= Excerpted data =

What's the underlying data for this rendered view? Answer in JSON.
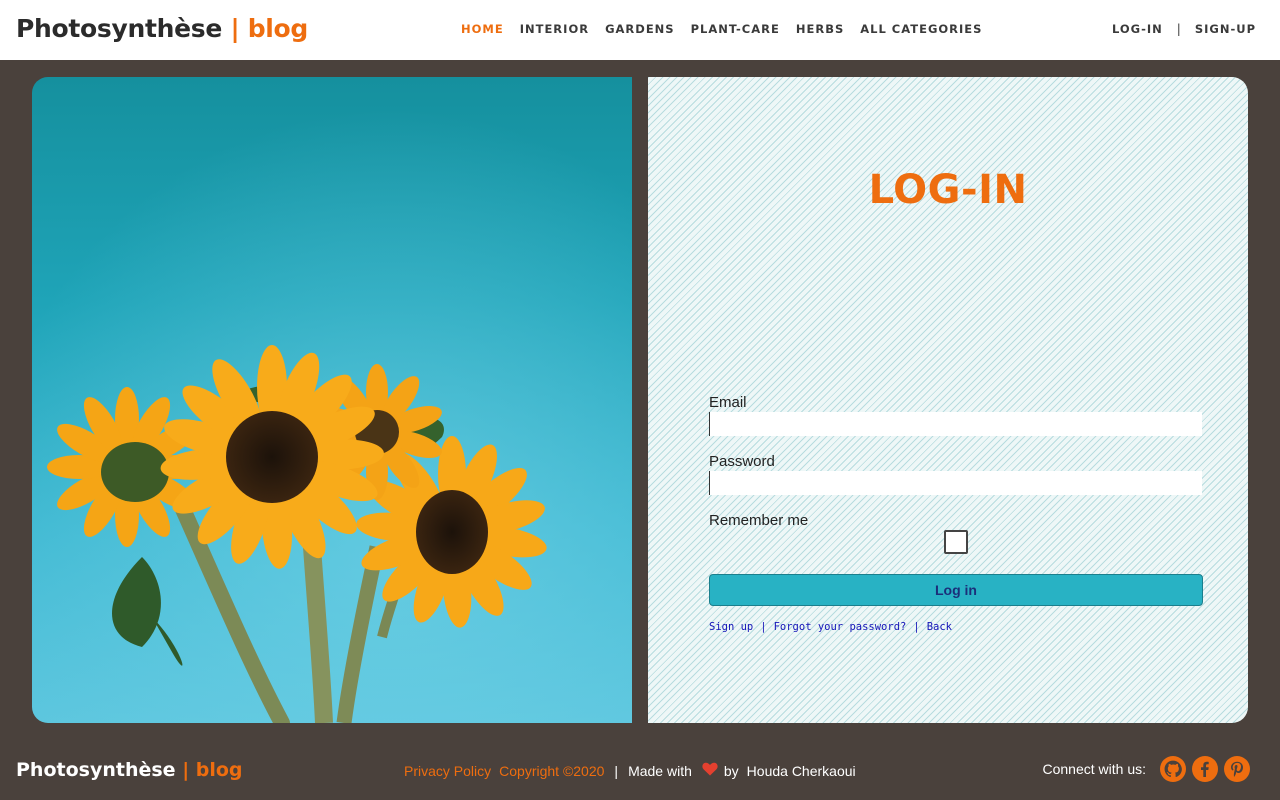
{
  "header": {
    "brand_main": "Photosynthèse",
    "brand_accent": "| blog",
    "nav": [
      {
        "label": "HOME",
        "active": true
      },
      {
        "label": "INTERIOR"
      },
      {
        "label": "GARDENS"
      },
      {
        "label": "PLANT-CARE"
      },
      {
        "label": "HERBS"
      },
      {
        "label": "ALL CATEGORIES"
      }
    ],
    "login_label": "LOG-IN",
    "separator": "|",
    "signup_label": "SIGN-UP"
  },
  "login": {
    "title": "LOG-IN",
    "email_label": "Email",
    "email_value": "",
    "password_label": "Password",
    "password_value": "",
    "remember_label": "Remember me",
    "remember_checked": false,
    "submit_label": "Log in",
    "links": {
      "signup": "Sign up",
      "forgot": "Forgot your password?",
      "back": "Back",
      "pipe": "|"
    }
  },
  "footer": {
    "brand_main": "Photosynthèse",
    "brand_accent": "| blog",
    "privacy": "Privacy Policy",
    "copyright": "Copyright ©2020",
    "pipe": "|",
    "made_with": "Made with",
    "by": "by",
    "author": "Houda Cherkaoui",
    "connect": "Connect with us:",
    "social_icons": [
      "github-icon",
      "facebook-icon",
      "pinterest-icon"
    ]
  },
  "colors": {
    "accent": "#ee6d0f",
    "background": "#4a413c",
    "button": "#28b2c4",
    "link": "#1515b8"
  }
}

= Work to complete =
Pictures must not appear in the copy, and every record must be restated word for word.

= Result of the exercise =
What's the underlying data for this rendered view? Answer in JSON.
{
  "header": {
    "brand_main": "Photosynthèse",
    "brand_accent": "| blog",
    "nav": [
      {
        "label": "HOME",
        "active": true
      },
      {
        "label": "INTERIOR"
      },
      {
        "label": "GARDENS"
      },
      {
        "label": "PLANT-CARE"
      },
      {
        "label": "HERBS"
      },
      {
        "label": "ALL CATEGORIES"
      }
    ],
    "login_label": "LOG-IN",
    "separator": "|",
    "signup_label": "SIGN-UP"
  },
  "login": {
    "title": "LOG-IN",
    "email_label": "Email",
    "email_value": "",
    "password_label": "Password",
    "password_value": "",
    "remember_label": "Remember me",
    "remember_checked": false,
    "submit_label": "Log in",
    "links": {
      "signup": "Sign up",
      "forgot": "Forgot your password?",
      "back": "Back",
      "pipe": "|"
    }
  },
  "footer": {
    "brand_main": "Photosynthèse",
    "brand_accent": "| blog",
    "privacy": "Privacy Policy",
    "copyright": "Copyright ©2020",
    "pipe": "|",
    "made_with": "Made with",
    "by": "by",
    "author": "Houda Cherkaoui",
    "connect": "Connect with us:",
    "social_icons": [
      "github-icon",
      "facebook-icon",
      "pinterest-icon"
    ]
  },
  "colors": {
    "accent": "#ee6d0f",
    "background": "#4a413c",
    "button": "#28b2c4",
    "link": "#1515b8"
  }
}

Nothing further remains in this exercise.